Friday, 13 November 2015

Review: Star Dust by Emma Barry and Genevieve Turner

4 stars

I kid you not, when I first read the blurb for Star Dust by Emma Barry and Genevieve Turner, I actually choked on my own tongue, and that's not a metaphor. From this, we can deduce two things:

1. I owe a lot to modern society because I'd probably be dead if natural selection was still a thing.

Set in 1962, Star Dust the story of two neighbours: Anne-Marie Smith, a divorcee with two young children, and Kit Campbell, famous astronaut and ladies' man. Anne-Marie's just left her philandering husband despite widespread censure, and the last thing she wants - or needs - is to get involved with another man cut from the same cloth. Kit would like to see more of the woman next door, but he's not really one for kids or commitment, and he needs to be focusing on one thing: reaching the stars.

The 1960s conjure up images of Woodstock and Vietnam War protests, but Star Dust reinforces that mainstream society was still extremely conservative, and, for women, repressive. When Anne-Marie discovered that her husband had never been faithful to her, people told her 'these things happen'. When she decided to leave, people implied she'd never make it on her own. And now that she has, men proposition her and women gossip behind her back. To complete the realistic 1960s vibe, there's widespread smoking, conversations about Doris Day and the ominous shadow of the Cold War and 'the Reds' underlying everything.

Although I wasn't particularly a fan of their early interactions, as the book continued I became more invested in Kit and Anne-Marie's relationship.

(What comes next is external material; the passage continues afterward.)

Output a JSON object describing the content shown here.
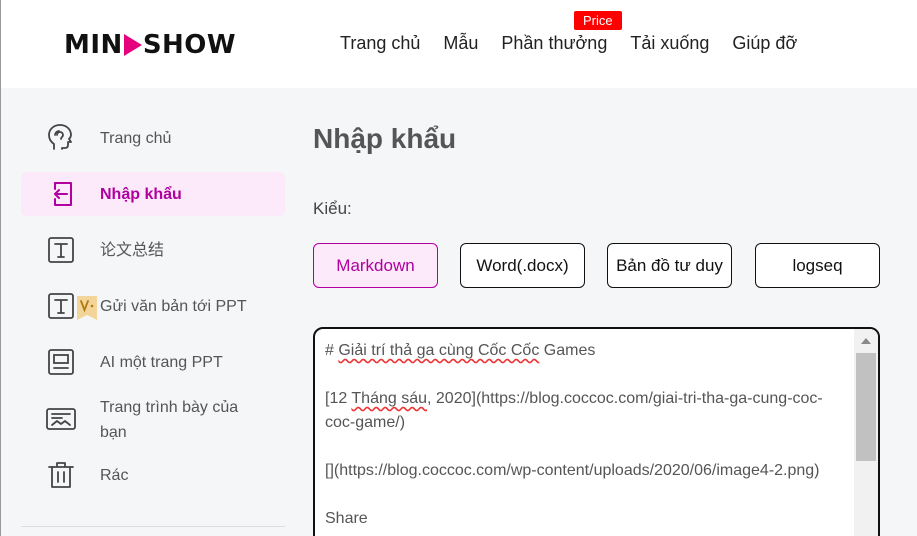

I would have liked this to be more drawn out towards the end of the novel, as things got serious; everything got tied up quite quickly and it left me with the impression that their proclamations of commitment to each other were a tad premature.

I really appreciated Anne-Marie's children were integral to her and Kit's relationship. Often, I find storylines where the hero or heroine has children to be problematic. Sometimes, it seems like the author has never actually met a child of the age that they are writing about, and then there's the 'why, yes, I'm a single parent, but you'd never know it the way my children rarely make an appearance and totally disappear for sexytimes'. Seeing Kit go from warily maintaining he knows nothing about children to taking the kids fishing and helping them with their homework was one of by absolute favourite parts of the book.

Unfortunately, thanks to a misspent youth of middle-of-the-day television re-runs, I couldn't help but picture Kit as Major Nelson from I Dream of Jeannie, which I really could have done without. But since I have had to suffer through that, I've included a picture of Major Nelson in his NASA suit so that you will be forced to do the same.

But joking aside, Star Dust made a fantastic change of pace from more historical historicals, and I hope that it blazes a trail for more 1960s and 70s romances, because I think that there's a lot of untapped potential there.

No comments:

Post a Comment

Related Posts Plugin for WordPress, Blogger...